Mr Schwarzman’s charitable giving has focused on education, culture and the arts, and he has an interest in supporting efforts to tackle big problems with transformative solutions.

For example, in October 2018, he announced a foundational $350 million gift to establish the MIT Schwarzman College of Computing, an interdisciplinary hub which will reorient MIT to address the opportunities and challenges presented by the rise of artificial intelligence. It will address critical ethical and policy considerations to ensure that the technologies are employed for the common good.

He gave $150 million in 2015 to Yale University to establish a first-of-its-kind campus centre in Yale’s historic Commons building, and has also gifted $50 million to the Inner-City Scholarship Fund, which provides tuition assistance to underprivileged children attending Catholic schools in the Archdiocese of New York.

In 2013, he founded an international scholarship programme, ‘Schwarzman Scholars‘, at Tsinghua University in Beijing to educate future leaders about China.

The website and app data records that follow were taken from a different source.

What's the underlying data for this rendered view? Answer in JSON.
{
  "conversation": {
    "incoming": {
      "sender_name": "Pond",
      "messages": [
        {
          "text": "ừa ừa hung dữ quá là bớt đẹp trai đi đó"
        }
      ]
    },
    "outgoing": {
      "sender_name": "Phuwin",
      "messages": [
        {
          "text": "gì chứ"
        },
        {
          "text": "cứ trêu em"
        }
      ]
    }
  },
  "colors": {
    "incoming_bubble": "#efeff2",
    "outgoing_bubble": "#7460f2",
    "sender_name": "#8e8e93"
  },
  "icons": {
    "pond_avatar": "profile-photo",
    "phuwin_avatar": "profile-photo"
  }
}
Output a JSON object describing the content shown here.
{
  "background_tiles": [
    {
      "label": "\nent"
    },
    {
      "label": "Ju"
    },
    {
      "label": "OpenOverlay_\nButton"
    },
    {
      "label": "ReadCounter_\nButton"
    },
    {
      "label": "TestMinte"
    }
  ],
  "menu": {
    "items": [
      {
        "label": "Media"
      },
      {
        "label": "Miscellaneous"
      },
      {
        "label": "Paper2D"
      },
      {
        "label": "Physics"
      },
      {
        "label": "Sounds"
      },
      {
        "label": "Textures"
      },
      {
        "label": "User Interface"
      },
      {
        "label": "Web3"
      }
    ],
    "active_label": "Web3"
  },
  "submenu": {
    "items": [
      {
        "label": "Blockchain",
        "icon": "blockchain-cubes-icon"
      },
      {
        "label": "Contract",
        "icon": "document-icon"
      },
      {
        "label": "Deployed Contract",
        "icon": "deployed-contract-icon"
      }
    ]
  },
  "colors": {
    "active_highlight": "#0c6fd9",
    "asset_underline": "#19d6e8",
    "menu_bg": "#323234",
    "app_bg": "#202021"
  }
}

At over $575 million, the programme is modelled on the Rhodes Scholarship and is the single largest philanthropic effort in China’s history coming largely from international donors.

In 2007, Mr Schwarzman donated $100 million to the New York Public Library on whose board he serves.
Stephen A. Schwarzman said of his gift to Oxford University:

‘I’m proud to partner with Oxford to establish the Schwarzman Centre for the Humanities which will unite Oxford’s Humanities faculties for the first time, include a new Institute for Ethics in AI to explore crucial questions affecting the workplace and society, and in addition offer modern performing arts facilities that will deepen Oxford’s engagement with the public.

“For nearly 1,000 years, the study of the Humanities at Oxford has been core to western civilisation and scholarship. We need to ensure that its insights and principles can be adapted to today’s dynamic world. Oxford’s longstanding global leadership in the Humanities uniquely positions it to achieve this important objective.”

Author Sir Philip Pullman said:

“This is one of the most exciting ideas for a long time. Oxford, which abounds in talent of all kinds, deserves a proper centre for the study and celebration of the humanities. This is a time when technology is making new media, new forms of communication, new ways of thinking available to a much wider range of students and citizens than ever before, but also when the roots of humane study need nourishing and strengthening – and indeed protecting – in a world that sometimes seems to have lost touch with the best elements of its past.
“I welcome this new enterprise warmly, and I’m sure it will flourish and soon be widely seen, and celebrated, as an essential part of what Oxford means.”

Neil MacGregor, former museum director, writer and broadcaster, added:

‘This magnificent, munificent gift to the University is as timely as it is generous. The way we make new knowledge is changing. And soon Oxford will, thanks to this gift, have a building specifically designed both to foster a new way of working, and to share its benefits as widely as possible.”